How to Wake Up on the  Right  Side of the Bed


Many would say there is no specific way in which one can do this. Whilst a figure of speech indeed, quite literally take a leaf out of ‘Sam Leaper’s Little Book Of Wisdom’.  



Not  every day  will be good because how can we distinguish good without bad? However, waking up with the desire to make sure you go to bed knowing you’ve lived that day as closely to how you would live your last is the most fruitful way to begin. 


The three ideas to take home:


Idea  One 

Sam defined success as striking a balance within the following: 

A. Working and playing, whilst you may want to live your last day bungee jumping or spending every penny you have left – if people are relying on you, make sure that box is ticked first e.g. finishing a group project or performing in a play you’re in – in other words not letting the side down! Play after. Still play though. 

B. Humility and confidence, if you fall over – fall over well, with confidence, make that fall the best fall it could be. No person can take that effort away, no one. 

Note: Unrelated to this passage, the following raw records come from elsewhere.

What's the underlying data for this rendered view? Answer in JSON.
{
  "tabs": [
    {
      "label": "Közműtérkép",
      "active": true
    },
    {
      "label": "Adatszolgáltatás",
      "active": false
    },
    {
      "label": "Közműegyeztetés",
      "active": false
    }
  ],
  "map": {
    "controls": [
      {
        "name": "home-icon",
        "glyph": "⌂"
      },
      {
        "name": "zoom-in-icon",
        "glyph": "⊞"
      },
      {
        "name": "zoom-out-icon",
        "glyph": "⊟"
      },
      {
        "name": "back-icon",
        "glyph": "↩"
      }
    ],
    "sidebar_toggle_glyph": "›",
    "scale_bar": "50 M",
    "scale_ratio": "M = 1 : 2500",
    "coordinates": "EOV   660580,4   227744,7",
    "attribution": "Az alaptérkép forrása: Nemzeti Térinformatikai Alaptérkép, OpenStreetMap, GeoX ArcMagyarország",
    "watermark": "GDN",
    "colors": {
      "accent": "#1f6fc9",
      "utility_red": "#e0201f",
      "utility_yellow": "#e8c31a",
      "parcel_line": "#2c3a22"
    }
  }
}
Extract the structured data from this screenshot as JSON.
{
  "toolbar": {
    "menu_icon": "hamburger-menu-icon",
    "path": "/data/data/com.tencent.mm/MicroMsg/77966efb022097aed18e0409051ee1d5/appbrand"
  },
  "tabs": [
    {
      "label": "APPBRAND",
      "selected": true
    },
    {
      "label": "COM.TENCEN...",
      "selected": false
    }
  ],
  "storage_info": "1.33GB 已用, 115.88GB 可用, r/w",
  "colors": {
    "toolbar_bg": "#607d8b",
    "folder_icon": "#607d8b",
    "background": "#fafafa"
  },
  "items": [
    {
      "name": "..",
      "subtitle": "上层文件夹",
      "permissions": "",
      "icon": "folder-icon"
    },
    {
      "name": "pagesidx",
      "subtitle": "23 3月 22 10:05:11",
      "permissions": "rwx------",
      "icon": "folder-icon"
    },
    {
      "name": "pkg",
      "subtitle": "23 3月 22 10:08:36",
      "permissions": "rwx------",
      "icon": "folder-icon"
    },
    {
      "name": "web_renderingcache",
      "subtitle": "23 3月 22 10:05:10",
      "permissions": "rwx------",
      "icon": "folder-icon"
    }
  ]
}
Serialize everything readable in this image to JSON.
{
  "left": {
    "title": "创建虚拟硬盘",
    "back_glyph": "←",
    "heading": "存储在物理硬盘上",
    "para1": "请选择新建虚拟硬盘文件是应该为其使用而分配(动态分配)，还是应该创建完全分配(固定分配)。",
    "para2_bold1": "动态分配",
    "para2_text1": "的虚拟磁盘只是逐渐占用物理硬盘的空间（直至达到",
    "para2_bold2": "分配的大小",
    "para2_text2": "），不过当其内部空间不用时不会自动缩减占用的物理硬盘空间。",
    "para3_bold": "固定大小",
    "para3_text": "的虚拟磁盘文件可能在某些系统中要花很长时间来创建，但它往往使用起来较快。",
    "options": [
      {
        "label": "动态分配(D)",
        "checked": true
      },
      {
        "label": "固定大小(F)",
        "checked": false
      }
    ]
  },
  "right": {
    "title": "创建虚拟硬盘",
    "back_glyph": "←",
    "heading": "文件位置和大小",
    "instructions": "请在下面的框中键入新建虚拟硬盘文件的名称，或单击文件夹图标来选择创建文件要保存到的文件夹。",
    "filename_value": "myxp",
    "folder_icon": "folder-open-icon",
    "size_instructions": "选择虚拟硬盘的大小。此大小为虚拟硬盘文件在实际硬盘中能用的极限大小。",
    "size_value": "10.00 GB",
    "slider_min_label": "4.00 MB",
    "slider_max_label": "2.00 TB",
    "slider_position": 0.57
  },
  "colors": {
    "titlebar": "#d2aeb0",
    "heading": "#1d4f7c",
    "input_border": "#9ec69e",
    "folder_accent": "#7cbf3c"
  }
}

C. Kindness and formidability – be nice,  it’s your last day – leave a footprint of sunshine in someone else’s perception, but coupled with that, be formidable, not a pushover.  It is non-sensical to waste even a second on over-accommodating. 


Idea  Two 

Setting goals for the day with a plan on how to achieve them is always something I find works. Once you’ve got up and achieved the first thing on the list, the next thing feels easier. Productivity  provokes  happiness so much more than anyone would ever realise. I came across a very cliché quote in  some teen’s Instagram bio saying ‘Be lucky enough to live - some people just exist’. It very much hit home. To break it down: 


Premise  1  -  If one is living, one is doing things 

Premise 2  -  We live to do things 

Conclusion  –  Therefore one is living 


So, if we are productive, we are doing what we were set out to do  as humans. That  in turn  makes life so much simpler. We hold the knowledge that  when  everything is  stripped back,  the life box is ticked for today.  


If you have your goals set out each day, a feeling of momentum can come into play, to the point where no one can stop you.  


Idea Three 

If things do go wrong, avoid  letting the wrong  roll into the next day.  

  Sam deconstructed regret  into  three  parts.  He describes the first part as the “memory of the original event or the circumstances, that creates the pain, which you now continue to experience”.  

The  second part is the pain section,  Sam describes this as a  “blinking red light (that feels like an elephant sitting on your chest)” telling you how imperative it is that you address it.  

The final partition of the deconstruction is  the lesson. Alternatively,  as Sam  presents it, “the very thing that a lot of people know nothing about, rarely notice and in turn have to deal, forever, with an elephant sitting on their chest”. 


Sam distinguished between two types of bins we are provided with here on Earth. One bin is the  ‘CAN CONTROL’  and the other is the  ‘CAN’T CONTROL’.  He linked his bin theory to the philosopher Marcus Aurelius who once said “You have power over your mind – not outside events. Realise this, and you will find strength”. That is the FIRST class (NOT business and NOT economy) route to waking up on the right side of the bed. If you go through the day keeping the contents of your  ‘CAN CONTROL’  bin in focus, all irrelevant obstacles fade away, you are then free and so is a  lot  of your time.  


Sam wrote of a few things he would hope would be true once his time was up: 

  • The world  better  because I was here (or at the very least, not  worse)

  • Had a really  good  time 

  • Placed  doing  good over  looking  good 

  • Was able to not sweat the small stuff 

  • As much as possible, did what was  right  instead of what was  easy 


If we take that leaf out of Sam’s book and want to achieve the things on that rather impressive list, all three ideas are directional in ensuring completion.  


Idea One,  A balance of A, B and C all encourage success. 

Idea Two, Productivity is key. 

Idea Three, With all pain there is a lesson, rather than dwelling – you have your CAN and CAN’T CONTROL bins - make sure they  get used.  


Sam (Oli, but he wrote under a pseudonym on Quora)  was the brother of my friend Max. The list of lessons in his ‘Little Book Of Wisdom’ is applicable to all situations. It really is that simple - the way you can value your day is knowing that if it was your last it would be rather non-sensical to waste it. Any day where I feel ungrateful or angry, I am continually trying to swap the thought into appreciation for another day I am able to live. Oli died on September 10th this year from ‘sudden adult death syndrome’. He was 25 years old with many more years of zesty life  ahead of  him. Whilst his death is such a  tragic loss, I have learnt something so priceless. ‘Carpe Diem’ - seize the day, because what if you don’t get another one? The phrase ‘life is short’ creeps into people’s vocabulary too often but is not put into practice enough. Follow the three ideas and wake up on the right side because why else wouldn’t you?  


Oli’s family are fundraising to build 100 schools in his honour. To order ‘Sam Leaper’s Little Book Of Wisdom’ and find out more about how you can help click here


Images in this article taken from​.